Exercise requirements ::
Lines in the listing below that contain the string "pixels" are to be found and copied.

Supplied data ::

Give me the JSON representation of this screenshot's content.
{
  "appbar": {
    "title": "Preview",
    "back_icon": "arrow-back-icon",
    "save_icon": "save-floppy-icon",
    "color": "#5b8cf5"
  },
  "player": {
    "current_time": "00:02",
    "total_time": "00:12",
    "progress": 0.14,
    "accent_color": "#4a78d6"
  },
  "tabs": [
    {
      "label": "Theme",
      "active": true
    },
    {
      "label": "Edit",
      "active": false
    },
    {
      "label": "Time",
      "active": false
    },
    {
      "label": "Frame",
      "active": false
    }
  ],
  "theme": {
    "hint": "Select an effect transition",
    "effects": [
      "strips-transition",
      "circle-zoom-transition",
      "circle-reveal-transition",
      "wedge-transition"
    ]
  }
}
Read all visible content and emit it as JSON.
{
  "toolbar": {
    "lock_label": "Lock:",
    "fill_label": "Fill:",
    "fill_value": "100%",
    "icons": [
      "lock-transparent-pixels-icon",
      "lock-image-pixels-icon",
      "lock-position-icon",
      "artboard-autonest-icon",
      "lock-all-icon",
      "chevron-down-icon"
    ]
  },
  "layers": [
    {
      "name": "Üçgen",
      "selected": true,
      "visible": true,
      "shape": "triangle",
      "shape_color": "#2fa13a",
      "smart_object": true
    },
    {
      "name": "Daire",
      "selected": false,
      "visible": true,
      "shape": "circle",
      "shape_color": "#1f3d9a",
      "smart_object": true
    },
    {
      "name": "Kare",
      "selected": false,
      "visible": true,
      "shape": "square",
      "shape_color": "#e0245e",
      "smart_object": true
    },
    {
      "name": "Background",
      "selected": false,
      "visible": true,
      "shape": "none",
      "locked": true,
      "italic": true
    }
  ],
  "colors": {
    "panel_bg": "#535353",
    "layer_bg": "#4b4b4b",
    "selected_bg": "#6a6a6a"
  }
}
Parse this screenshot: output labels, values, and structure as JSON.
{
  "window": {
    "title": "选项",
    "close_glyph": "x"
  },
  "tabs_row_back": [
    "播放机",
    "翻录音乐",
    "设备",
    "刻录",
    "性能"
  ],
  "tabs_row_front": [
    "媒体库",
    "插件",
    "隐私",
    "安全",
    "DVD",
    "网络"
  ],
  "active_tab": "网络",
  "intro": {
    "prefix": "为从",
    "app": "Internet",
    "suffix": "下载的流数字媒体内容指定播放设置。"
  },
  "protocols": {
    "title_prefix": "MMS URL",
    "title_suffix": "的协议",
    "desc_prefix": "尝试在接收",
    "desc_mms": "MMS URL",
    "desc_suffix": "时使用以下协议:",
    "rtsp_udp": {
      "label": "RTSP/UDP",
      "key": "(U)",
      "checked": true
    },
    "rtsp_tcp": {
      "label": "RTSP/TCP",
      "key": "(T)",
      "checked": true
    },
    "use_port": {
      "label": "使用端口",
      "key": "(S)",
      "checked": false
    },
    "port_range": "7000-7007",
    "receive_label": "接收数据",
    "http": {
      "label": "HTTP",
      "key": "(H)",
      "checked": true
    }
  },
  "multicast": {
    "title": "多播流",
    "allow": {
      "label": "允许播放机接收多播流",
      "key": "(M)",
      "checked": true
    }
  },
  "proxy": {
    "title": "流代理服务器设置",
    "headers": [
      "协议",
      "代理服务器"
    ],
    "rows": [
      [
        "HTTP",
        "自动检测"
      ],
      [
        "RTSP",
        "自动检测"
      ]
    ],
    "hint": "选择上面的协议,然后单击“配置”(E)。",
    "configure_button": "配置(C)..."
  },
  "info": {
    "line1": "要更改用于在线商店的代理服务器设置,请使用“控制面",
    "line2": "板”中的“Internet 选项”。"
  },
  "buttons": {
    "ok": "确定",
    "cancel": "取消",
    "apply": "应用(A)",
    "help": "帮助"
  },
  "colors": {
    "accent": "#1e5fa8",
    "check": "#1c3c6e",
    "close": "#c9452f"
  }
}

Response for this exercise ::
      "lock-transparent-pixels-icon",
      "lock-image-pixels-icon",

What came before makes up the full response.